Your task:
All records that follow are to be restated exactly.

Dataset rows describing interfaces
◆ ◆ ◆ ◆
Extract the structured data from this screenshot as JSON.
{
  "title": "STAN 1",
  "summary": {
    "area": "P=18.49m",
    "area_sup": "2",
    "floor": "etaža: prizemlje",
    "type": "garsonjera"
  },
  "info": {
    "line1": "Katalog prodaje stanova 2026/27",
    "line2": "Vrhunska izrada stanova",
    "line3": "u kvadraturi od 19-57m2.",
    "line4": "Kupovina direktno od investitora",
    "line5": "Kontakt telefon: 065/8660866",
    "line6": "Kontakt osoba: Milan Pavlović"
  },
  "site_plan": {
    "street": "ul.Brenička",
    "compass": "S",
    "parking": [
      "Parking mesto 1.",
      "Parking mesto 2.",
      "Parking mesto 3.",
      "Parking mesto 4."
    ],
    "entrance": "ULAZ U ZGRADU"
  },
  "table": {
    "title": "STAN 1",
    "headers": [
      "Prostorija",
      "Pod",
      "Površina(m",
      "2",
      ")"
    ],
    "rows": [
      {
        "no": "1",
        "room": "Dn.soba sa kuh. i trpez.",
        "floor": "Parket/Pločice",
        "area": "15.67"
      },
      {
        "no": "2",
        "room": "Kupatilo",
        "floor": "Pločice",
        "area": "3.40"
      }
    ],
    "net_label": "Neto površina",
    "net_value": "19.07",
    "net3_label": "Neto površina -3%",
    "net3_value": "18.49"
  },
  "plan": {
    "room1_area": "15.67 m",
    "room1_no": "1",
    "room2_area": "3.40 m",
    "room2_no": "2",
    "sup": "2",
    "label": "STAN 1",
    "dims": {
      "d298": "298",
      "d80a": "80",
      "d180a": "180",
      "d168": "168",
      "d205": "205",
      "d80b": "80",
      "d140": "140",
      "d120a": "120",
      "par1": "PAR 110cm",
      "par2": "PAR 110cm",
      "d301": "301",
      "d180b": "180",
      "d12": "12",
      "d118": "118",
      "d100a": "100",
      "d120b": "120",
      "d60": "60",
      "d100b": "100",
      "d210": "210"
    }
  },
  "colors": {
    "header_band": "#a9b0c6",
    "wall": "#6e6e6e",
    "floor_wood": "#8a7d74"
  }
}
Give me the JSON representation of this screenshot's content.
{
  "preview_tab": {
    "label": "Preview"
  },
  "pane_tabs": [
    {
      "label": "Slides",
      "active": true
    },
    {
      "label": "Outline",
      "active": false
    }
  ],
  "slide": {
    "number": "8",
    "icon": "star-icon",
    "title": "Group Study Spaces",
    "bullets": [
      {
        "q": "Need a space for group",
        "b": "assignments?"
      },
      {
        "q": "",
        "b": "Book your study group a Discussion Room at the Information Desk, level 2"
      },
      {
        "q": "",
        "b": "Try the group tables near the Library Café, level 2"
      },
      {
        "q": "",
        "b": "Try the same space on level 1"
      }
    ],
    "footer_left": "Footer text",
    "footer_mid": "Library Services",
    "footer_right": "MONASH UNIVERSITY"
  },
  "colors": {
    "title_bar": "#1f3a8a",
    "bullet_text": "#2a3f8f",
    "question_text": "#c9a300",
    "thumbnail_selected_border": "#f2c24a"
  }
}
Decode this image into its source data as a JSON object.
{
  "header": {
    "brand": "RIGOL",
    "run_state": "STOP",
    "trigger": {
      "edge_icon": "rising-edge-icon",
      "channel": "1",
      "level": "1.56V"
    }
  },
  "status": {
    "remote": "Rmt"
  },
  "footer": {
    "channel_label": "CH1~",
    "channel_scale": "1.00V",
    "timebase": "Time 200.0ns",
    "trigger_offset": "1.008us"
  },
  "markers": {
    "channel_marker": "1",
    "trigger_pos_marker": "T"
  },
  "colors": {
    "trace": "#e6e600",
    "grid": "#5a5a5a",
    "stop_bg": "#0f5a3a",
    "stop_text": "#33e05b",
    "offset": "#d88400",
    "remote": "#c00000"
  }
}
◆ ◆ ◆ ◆
Result for this exercise:
Extract the structured data from this screenshot as JSON.
{
  "title": "STAN 1",
  "summary": {
    "area": "P=18.49m",
    "area_sup": "2",
    "floor": "etaža: prizemlje",
    "type": "garsonjera"
  },
  "info": {
    "line1": "Katalog prodaje stanova 2026/27",
    "line2": "Vrhunska izrada stanova",
    "line3": "u kvadraturi od 19-57m2.",
    "line4": "Kupovina direktno od investitora",
    "line5": "Kontakt telefon: 065/8660866",
    "line6": "Kontakt osoba: Milan Pavlović"
  },
  "site_plan": {
    "street": "ul.Brenička",
    "compass": "S",
    "parking": [
      "Parking mesto 1.",
      "Parking mesto 2.",
      "Parking mesto 3.",
      "Parking mesto 4."
    ],
    "entrance": "ULAZ U ZGRADU"
  },
  "table": {
    "title": "STAN 1",
    "headers": [
      "Prostorija",
      "Pod",
      "Površina(m",
      "2",
      ")"
    ],
    "rows": [
      {
        "no": "1",
        "room": "Dn.soba sa kuh. i trpez.",
        "floor": "Parket/Pločice",
        "area": "15.67"
      },
      {
        "no": "2",
        "room": "Kupatilo",
        "floor": "Pločice",
        "area": "3.40"
      }
    ],
    "net_label": "Neto površina",
    "net_value": "19.07",
    "net3_label": "Neto površina -3%",
    "net3_value": "18.49"
  },
  "plan": {
    "room1_area": "15.67 m",
    "room1_no": "1",
    "room2_area": "3.40 m",
    "room2_no": "2",
    "sup": "2",
    "label": "STAN 1",
    "dims": {
      "d298": "298",
      "d80a": "80",
      "d180a": "180",
      "d168": "168",
      "d205": "205",
      "d80b": "80",
      "d140": "140",
      "d120a": "120",
      "par1": "PAR 110cm",
      "par2": "PAR 110cm",
      "d301": "301",
      "d180b": "180",
      "d12": "12",
      "d118": "118",
      "d100a": "100",
      "d120b": "120",
      "d60": "60",
      "d100b": "100",
      "d210": "210"
    }
  },
  "colors": {
    "header_band": "#a9b0c6",
    "wall": "#6e6e6e",
    "floor_wood": "#8a7d74"
  }
}
Give me the JSON representation of this screenshot's content.
{
  "preview_tab": {
    "label": "Preview"
  },
  "pane_tabs": [
    {
      "label": "Slides",
      "active": true
    },
    {
      "label": "Outline",
      "active": false
    }
  ],
  "slide": {
    "number": "8",
    "icon": "star-icon",
    "title": "Group Study Spaces",
    "bullets": [
      {
        "q": "Need a space for group",
        "b": "assignments?"
      },
      {
        "q": "",
        "b": "Book your study group a Discussion Room at the Information Desk, level 2"
      },
      {
        "q": "",
        "b": "Try the group tables near the Library Café, level 2"
      },
      {
        "q": "",
        "b": "Try the same space on level 1"
      }
    ],
    "footer_left": "Footer text",
    "footer_mid": "Library Services",
    "footer_right": "MONASH UNIVERSITY"
  },
  "colors": {
    "title_bar": "#1f3a8a",
    "bullet_text": "#2a3f8f",
    "question_text": "#c9a300",
    "thumbnail_selected_border": "#f2c24a"
  }
}
Decode this image into its source data as a JSON object.
{
  "header": {
    "brand": "RIGOL",
    "run_state": "STOP",
    "trigger": {
      "edge_icon": "rising-edge-icon",
      "channel": "1",
      "level": "1.56V"
    }
  },
  "status": {
    "remote": "Rmt"
  },
  "footer": {
    "channel_label": "CH1~",
    "channel_scale": "1.00V",
    "timebase": "Time 200.0ns",
    "trigger_offset": "1.008us"
  },
  "markers": {
    "channel_marker": "1",
    "trigger_pos_marker": "T"
  },
  "colors": {
    "trace": "#e6e600",
    "grid": "#5a5a5a",
    "stop_bg": "#0f5a3a",
    "stop_text": "#33e05b",
    "offset": "#d88400",
    "remote": "#c00000"
  }
}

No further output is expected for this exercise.